[What to produce] Return all lines from the listing below that include the word "Central".

[Data supplied Boundary: Start]

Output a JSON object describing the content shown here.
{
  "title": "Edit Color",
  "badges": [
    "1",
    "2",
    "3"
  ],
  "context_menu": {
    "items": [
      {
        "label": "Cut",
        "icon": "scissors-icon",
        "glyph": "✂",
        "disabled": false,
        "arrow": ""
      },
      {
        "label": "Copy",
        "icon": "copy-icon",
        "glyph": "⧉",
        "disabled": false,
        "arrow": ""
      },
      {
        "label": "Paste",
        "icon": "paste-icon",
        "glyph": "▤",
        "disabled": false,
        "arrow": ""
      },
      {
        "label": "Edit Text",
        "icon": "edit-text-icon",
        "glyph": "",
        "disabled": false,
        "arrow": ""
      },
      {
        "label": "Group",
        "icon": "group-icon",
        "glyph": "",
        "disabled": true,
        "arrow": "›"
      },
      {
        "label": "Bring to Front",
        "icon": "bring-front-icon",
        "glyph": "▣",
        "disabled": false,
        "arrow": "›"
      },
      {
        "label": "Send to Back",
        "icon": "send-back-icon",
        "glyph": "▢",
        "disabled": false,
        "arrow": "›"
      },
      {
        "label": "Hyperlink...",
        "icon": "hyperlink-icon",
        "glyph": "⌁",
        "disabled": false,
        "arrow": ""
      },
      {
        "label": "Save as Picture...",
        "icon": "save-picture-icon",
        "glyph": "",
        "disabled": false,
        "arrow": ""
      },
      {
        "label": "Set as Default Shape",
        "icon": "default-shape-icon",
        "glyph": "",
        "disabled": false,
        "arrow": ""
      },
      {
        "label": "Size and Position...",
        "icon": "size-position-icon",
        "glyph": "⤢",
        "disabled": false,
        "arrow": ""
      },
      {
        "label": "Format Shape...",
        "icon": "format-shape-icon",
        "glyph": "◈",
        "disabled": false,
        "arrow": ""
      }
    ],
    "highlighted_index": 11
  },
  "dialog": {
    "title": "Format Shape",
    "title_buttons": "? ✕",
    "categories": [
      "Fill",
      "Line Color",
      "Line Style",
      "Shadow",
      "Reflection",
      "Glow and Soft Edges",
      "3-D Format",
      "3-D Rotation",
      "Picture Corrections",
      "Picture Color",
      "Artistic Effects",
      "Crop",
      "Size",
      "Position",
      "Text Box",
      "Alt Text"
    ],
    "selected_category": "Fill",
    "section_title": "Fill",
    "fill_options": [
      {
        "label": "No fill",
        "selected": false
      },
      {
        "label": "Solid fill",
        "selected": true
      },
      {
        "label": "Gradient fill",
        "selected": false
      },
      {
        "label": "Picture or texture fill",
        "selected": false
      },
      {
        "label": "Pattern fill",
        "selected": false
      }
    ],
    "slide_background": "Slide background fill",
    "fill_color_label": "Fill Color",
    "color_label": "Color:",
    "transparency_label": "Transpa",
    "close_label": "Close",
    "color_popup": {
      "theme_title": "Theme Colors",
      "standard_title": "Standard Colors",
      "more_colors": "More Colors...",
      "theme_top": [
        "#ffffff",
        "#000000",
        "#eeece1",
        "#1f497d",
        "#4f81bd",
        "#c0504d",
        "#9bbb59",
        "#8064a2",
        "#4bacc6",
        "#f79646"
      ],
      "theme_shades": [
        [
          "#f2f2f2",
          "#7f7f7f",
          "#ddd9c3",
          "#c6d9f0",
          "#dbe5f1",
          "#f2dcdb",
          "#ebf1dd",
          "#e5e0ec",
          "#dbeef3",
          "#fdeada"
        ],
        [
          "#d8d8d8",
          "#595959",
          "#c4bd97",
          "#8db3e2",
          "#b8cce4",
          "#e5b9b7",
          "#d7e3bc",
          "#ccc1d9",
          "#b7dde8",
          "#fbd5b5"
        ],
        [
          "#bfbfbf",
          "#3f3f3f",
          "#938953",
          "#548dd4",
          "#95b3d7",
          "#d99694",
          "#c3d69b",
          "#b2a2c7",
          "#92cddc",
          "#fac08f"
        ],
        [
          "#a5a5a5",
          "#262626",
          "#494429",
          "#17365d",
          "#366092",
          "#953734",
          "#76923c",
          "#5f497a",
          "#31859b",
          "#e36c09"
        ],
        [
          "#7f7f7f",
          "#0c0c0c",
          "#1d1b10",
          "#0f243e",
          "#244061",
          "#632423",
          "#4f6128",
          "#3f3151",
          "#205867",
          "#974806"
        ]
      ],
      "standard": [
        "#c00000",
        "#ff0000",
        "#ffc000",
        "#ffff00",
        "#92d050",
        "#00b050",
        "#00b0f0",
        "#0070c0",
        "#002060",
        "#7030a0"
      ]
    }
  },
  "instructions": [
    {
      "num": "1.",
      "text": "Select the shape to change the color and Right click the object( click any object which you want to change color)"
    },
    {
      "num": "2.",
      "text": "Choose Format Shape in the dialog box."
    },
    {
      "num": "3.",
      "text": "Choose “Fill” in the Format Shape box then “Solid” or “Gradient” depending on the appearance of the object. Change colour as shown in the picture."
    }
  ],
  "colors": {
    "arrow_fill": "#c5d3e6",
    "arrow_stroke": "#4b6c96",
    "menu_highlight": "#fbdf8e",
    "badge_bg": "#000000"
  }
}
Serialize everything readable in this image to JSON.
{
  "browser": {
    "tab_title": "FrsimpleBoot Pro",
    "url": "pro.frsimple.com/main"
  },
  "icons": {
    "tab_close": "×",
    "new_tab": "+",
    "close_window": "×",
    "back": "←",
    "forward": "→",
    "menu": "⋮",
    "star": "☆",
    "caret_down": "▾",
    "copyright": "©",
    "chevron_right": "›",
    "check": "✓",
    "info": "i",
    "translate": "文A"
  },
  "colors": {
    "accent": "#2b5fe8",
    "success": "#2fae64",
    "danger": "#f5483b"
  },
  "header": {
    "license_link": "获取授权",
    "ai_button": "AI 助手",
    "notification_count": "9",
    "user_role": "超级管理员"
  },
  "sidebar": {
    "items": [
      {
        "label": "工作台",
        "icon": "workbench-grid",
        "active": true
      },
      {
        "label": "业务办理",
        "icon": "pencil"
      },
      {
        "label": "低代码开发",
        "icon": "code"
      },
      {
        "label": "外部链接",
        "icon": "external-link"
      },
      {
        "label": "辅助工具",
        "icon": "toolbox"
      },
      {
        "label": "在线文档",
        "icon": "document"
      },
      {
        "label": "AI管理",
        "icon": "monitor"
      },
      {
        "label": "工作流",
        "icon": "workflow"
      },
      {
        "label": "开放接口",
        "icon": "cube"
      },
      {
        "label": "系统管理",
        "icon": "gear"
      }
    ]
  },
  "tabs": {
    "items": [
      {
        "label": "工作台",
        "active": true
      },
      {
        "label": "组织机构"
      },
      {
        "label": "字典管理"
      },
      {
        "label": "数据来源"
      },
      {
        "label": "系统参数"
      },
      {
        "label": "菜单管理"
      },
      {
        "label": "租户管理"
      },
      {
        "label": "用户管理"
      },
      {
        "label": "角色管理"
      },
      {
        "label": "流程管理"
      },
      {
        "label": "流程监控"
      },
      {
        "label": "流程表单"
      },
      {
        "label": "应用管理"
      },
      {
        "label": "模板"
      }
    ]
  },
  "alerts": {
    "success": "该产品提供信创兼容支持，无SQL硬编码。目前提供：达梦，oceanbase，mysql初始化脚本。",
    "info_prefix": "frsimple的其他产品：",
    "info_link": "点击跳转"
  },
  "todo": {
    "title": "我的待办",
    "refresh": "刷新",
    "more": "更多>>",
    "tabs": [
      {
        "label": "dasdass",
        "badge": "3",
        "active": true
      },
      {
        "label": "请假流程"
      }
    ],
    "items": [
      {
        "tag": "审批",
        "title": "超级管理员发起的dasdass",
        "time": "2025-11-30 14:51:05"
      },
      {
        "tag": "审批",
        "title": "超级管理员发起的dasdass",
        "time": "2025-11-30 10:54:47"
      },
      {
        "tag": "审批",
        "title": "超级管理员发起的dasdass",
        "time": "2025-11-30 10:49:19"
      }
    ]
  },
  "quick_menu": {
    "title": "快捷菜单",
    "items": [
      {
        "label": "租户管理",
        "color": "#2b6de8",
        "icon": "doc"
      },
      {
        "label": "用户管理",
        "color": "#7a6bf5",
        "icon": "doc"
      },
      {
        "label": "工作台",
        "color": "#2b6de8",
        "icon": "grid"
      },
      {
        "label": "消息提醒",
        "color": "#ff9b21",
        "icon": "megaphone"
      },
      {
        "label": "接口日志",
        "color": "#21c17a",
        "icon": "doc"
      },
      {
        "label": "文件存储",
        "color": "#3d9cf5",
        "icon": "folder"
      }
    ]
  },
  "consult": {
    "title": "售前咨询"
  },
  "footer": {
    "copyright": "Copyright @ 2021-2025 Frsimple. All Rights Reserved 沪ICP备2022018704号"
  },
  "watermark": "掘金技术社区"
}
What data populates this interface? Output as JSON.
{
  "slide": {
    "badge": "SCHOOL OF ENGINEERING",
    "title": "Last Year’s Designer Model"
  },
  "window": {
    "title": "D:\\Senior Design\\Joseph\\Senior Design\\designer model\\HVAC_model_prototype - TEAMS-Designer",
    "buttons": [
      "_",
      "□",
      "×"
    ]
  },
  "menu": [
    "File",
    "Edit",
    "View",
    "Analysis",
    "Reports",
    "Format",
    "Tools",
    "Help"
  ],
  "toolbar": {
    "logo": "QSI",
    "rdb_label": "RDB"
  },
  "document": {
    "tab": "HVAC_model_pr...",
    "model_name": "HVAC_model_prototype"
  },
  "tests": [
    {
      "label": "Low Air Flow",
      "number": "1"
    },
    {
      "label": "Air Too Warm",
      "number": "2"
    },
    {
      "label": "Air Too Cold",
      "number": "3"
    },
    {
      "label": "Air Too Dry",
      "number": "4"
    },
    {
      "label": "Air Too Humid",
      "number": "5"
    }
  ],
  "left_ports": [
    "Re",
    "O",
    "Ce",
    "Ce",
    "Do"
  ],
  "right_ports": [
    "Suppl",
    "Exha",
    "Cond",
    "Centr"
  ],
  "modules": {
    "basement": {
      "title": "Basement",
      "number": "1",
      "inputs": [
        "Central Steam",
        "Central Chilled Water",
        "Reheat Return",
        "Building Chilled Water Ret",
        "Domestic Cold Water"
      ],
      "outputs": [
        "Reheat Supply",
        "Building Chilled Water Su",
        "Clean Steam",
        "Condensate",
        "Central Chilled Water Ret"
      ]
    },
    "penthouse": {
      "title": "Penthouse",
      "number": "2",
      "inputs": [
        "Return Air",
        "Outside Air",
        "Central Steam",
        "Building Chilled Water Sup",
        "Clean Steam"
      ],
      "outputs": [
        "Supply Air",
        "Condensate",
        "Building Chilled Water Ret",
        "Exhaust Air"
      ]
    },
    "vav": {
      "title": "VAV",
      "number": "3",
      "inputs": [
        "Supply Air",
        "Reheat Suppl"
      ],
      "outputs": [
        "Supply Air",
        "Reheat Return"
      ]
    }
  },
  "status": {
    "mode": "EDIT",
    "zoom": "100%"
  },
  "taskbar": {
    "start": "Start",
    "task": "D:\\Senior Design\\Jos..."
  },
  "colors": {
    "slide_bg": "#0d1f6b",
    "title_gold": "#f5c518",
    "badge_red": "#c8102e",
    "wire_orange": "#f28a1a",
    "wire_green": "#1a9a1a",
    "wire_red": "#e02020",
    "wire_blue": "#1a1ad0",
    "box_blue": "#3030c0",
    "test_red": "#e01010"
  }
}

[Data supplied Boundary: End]

[Reply to the exercise]
        "Central Steam",
        "Central Chilled Water",
        "Central Chilled Water Ret"
        "Central Steam",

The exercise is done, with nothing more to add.